Jablonski said the beginning of agriculture ultimately led to the sedentary lifestyle humans live today. Instead of going out and hunting and gathering food, it was available just outside their door.

That, along with the creation of pottery that allowed people to store food and the domestication of animals, led to people forming settlements. Because people no longer needed to travel to follow food, they were able to build permanent housing.

“Fixed settlements are another part of this big change that we begin to undergo 10,000 years ago,” Jablonski said. “We’re moving around physically less. We have food that is on our doorstep more or less that we can store.”

Repetitive work when harvesting agriculture followed by the invention of wheeled vehicles and modern chairs accelerated a relatively immobile lifestyle humanity.

“I don’t want to say that we, 10,000 years ago, became couch potatoes,” Jablonski said, “but we were certainly well on the way.”

Jablonski said prolonged sitting is extremely unhealthy for the human body.
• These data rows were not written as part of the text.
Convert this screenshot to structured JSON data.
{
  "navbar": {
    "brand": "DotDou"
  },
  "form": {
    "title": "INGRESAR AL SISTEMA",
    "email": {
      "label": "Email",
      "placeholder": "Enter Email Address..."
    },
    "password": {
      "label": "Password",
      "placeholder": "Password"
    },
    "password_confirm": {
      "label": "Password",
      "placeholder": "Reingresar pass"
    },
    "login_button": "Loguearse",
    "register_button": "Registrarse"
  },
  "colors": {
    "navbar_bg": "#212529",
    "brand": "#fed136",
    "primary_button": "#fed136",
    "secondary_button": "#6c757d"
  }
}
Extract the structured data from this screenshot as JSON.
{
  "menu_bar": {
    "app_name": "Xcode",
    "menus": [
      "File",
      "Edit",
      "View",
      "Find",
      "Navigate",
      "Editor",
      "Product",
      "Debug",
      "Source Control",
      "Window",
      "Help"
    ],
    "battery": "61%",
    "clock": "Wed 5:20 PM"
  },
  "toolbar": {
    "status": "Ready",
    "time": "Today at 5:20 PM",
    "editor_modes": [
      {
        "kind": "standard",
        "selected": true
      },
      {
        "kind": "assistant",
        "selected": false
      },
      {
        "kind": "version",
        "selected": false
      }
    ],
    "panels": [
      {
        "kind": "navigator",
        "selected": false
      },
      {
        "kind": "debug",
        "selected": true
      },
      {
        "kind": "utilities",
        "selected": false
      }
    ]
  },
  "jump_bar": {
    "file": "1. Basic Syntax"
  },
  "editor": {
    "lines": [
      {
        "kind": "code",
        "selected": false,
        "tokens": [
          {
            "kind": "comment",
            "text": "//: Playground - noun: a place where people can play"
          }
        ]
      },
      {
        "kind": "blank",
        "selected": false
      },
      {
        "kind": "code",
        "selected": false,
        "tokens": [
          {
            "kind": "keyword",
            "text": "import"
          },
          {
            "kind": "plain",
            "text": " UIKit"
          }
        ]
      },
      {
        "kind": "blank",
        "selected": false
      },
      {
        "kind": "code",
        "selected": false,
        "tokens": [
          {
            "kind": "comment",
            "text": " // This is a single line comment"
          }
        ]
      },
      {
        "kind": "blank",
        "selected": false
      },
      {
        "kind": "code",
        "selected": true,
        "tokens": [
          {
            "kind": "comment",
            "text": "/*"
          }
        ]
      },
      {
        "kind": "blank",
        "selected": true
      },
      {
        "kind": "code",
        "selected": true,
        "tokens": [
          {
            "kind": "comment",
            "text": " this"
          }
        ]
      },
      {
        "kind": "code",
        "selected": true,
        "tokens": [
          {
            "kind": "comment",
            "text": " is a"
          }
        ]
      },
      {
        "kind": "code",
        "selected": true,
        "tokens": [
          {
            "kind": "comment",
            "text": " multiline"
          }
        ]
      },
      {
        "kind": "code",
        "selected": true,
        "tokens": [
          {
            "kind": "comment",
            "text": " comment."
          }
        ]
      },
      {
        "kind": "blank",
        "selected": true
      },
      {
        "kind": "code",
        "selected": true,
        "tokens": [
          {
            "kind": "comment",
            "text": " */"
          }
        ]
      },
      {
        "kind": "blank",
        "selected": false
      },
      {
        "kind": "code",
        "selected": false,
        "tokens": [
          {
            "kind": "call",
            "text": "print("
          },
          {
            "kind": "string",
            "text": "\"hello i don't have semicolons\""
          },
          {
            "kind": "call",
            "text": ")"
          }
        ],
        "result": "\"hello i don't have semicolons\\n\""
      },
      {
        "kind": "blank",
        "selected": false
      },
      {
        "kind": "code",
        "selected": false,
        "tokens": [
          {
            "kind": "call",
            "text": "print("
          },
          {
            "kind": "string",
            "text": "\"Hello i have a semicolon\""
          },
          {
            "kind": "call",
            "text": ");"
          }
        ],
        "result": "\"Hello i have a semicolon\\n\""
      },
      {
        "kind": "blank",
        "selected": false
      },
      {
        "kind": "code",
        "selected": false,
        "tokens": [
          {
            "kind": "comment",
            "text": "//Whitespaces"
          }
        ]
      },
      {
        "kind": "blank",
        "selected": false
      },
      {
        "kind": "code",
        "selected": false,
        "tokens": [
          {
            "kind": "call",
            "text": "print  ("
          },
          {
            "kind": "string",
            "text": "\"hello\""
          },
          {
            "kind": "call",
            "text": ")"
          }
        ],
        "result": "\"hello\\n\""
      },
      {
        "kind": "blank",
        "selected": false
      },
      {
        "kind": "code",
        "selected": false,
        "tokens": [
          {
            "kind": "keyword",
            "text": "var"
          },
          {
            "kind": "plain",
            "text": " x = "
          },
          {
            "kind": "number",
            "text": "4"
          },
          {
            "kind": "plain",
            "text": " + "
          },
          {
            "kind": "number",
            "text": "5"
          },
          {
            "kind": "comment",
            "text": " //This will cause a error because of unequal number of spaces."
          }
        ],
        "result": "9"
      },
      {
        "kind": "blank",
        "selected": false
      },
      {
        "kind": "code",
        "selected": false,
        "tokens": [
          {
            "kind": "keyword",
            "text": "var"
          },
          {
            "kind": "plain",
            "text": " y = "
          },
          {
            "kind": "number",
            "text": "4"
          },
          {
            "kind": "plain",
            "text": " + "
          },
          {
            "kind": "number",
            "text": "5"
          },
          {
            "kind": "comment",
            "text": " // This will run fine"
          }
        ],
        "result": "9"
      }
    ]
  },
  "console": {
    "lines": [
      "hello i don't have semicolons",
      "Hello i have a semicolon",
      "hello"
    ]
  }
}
Chairs were designed to support the muscles and limbs in a way that made moving unnecessary, and Jablonski said many people consider comfortable chairs to be one of the most wonderful things about their homes.
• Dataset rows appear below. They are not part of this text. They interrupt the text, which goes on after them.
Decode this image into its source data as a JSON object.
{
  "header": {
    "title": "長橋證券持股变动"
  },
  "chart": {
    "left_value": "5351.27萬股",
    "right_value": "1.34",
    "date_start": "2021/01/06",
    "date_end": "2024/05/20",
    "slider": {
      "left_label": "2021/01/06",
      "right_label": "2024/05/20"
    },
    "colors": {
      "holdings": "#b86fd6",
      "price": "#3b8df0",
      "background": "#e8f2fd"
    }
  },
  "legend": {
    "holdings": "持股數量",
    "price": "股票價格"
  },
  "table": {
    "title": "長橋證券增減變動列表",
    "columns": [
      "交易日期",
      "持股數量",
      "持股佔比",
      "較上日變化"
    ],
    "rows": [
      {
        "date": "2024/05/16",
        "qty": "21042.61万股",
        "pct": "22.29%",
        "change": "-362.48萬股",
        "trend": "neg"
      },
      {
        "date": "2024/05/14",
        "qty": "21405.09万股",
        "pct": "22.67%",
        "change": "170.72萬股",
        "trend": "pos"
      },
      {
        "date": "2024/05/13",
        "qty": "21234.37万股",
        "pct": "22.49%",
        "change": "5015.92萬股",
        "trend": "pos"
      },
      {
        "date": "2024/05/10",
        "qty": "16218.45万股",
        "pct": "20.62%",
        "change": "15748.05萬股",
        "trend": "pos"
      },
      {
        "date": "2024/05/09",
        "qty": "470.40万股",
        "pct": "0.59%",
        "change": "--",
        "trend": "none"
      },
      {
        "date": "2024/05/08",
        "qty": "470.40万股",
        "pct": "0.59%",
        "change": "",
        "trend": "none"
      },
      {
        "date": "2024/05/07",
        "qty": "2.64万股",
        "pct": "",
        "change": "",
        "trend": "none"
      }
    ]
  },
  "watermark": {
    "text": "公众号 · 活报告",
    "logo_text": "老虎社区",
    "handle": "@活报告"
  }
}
She said people have progressed into doing activities that require little physical activity such as reading, playing video games and watching television. Jablonski also mentioned the invention of TV dinners allowed people to remain inactive while eating hyperpalatable foods.

“You get the message,” Jablonski said. “When you are sitting and not very mobile, eating hyperpalatable foods, this is a departure from our history.”

Jablonski said this way of life is a vast change from the way members of genus Homo lived and how Homo sapiens lived 20,000 years ago. It was a quick change, too, as 20,000 years is a tiny portion of the 7 million years of human evolution.

“We, in the last few hundred years, have basically evolved increasingly sedentary lifestyles, which means we have done something suddenly to change tremendously our physiology,” Jablonski said. “We did not evolve to have our butts seated in chairs all day. I’m not here wagging any kind of admonishing fingers, but simply to point out that this is something that our bodies are not well suited to, and we have to be cognizant of that.”

Jablonski said the athletes competing in the Olympics are doing it for sport. Being physically active is something people opt into today. It’s no longer survival, but something to do for fun.

“We don’t have to actually reach to Olympic heights of exertion, but [we need to] recognize that we did evolve to be highly physically active,” Jablonski said. “Regardless of what you do, do it. Twitch your butt in a seat. Walk a little bit, and enjoy it. Exalt in your evolutionary heritage because ultimately, you can look at yourself in the mirror and say, ‘Yes, 2 million years ago, I was an Olympian.’ ”

Samantha Ickes

The author Samantha Ickes